Recently, I had such a case as that reported by Prinz et al in the article entitled "Incidental Asymptomatic Adrenal Masses Detected by Computed Tomographic Scanning" (1982;248:701), which further illustrated the need for appreciation of better guidelines for surgery.
Report of a Case.—
A part of a workup for abdominal pain after an auto accident, a 70-year-old woman had a computed tomographic (CT) scan that showed a left adrenal mass. This was confirmed by a subsequent CT scan.The patient had a history of hypertension for several years, but, except for minimal abdominal pain, she was asymptomatic. She specifically had no symptoms related to glucose intolerance, cardiopulmonary disease, vasomotor changes, or postural hypotension. Physical examination was normal, except for a BP of 168/70 mm Hg in a supine position and 150/70 mm Hg while standing without symptoms.Initial laboratory data showed normal cortisol levels and mildly elevated

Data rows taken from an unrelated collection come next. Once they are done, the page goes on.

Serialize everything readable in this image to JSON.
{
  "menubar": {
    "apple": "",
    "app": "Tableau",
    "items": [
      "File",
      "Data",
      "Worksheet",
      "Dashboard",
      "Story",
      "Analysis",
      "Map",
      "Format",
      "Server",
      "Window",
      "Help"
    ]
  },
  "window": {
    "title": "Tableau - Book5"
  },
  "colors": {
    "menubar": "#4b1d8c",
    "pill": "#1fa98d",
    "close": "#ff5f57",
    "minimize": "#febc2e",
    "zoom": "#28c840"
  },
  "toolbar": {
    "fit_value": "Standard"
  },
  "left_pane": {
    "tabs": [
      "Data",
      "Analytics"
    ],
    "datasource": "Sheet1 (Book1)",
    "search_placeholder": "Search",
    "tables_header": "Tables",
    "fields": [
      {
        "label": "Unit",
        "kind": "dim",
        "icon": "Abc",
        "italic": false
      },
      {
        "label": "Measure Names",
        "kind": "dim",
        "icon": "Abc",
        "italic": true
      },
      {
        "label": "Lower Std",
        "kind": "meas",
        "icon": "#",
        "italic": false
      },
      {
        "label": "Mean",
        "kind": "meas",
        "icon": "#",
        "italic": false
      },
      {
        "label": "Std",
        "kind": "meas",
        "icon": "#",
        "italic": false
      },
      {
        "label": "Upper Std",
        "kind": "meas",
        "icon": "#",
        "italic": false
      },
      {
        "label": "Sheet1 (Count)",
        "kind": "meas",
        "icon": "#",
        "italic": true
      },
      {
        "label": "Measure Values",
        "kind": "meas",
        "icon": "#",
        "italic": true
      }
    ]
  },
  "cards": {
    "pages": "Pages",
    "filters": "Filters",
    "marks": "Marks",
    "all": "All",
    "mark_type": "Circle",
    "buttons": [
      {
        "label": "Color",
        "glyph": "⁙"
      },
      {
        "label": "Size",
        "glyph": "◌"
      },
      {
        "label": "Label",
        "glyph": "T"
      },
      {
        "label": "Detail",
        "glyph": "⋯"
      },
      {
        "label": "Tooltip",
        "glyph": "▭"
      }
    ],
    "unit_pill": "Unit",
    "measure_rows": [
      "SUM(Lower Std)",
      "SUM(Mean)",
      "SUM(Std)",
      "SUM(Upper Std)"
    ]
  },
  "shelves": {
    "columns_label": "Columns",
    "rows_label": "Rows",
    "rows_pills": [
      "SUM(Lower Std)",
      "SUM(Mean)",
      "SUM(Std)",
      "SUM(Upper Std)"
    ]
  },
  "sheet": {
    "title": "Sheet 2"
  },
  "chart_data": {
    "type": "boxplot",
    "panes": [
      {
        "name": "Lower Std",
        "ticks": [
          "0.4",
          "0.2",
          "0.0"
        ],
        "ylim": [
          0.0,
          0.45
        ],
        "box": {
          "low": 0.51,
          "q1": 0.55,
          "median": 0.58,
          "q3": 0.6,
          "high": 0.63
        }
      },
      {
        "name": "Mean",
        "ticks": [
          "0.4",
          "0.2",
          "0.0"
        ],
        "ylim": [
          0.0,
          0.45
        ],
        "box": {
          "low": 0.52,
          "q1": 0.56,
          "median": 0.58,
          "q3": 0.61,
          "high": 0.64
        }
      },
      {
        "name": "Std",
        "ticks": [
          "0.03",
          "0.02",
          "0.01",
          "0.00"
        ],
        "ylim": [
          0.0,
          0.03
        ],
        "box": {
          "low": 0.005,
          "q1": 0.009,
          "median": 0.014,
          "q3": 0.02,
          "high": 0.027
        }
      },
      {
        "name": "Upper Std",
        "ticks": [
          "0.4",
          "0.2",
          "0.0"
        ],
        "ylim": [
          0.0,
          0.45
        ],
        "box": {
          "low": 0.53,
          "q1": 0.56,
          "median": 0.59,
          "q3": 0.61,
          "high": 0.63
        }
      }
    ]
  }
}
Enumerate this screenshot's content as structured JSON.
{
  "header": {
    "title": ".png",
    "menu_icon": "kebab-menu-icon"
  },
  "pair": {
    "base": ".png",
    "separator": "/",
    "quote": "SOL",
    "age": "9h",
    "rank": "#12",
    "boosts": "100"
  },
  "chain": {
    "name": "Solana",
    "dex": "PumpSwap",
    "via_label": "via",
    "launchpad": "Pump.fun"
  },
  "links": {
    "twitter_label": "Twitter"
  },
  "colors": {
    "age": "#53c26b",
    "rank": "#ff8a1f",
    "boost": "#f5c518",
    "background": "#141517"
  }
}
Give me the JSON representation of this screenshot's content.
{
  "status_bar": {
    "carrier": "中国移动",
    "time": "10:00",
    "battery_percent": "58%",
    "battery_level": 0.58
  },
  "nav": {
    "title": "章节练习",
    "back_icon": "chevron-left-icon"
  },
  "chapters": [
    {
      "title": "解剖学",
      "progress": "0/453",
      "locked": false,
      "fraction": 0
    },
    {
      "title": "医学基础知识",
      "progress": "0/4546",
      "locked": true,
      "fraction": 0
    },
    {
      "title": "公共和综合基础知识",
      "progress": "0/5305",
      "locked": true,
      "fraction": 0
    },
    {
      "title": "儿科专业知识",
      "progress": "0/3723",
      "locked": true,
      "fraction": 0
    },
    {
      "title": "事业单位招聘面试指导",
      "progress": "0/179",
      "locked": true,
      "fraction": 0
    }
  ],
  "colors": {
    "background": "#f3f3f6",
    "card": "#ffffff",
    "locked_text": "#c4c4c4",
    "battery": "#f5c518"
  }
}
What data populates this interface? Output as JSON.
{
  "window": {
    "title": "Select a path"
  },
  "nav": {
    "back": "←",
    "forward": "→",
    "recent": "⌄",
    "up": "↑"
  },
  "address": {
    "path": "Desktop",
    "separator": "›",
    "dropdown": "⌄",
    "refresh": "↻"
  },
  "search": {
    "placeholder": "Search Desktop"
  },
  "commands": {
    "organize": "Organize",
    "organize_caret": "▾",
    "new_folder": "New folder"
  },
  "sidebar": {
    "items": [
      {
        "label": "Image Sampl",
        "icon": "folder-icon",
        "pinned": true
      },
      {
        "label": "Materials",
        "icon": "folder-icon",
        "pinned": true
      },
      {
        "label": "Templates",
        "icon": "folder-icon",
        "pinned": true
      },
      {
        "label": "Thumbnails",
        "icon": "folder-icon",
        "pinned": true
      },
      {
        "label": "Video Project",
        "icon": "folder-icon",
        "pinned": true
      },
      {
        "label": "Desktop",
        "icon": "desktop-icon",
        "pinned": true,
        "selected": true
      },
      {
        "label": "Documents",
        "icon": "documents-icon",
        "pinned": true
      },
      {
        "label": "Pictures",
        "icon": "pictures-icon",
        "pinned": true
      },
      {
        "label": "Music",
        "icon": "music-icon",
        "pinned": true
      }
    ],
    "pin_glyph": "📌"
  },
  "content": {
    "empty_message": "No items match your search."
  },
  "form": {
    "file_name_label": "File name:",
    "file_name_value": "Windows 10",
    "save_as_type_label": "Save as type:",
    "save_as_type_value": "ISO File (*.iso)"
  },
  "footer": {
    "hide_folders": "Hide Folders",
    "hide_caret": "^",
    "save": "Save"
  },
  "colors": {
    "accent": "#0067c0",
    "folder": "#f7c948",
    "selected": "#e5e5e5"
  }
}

Wellikson LD. Incidental Asymptomatic Adrenal Mass Detected by Computed Tomographic Scan. JAMA. 1983;249(5):589. doi:10.1001/jama.1983.03330290019010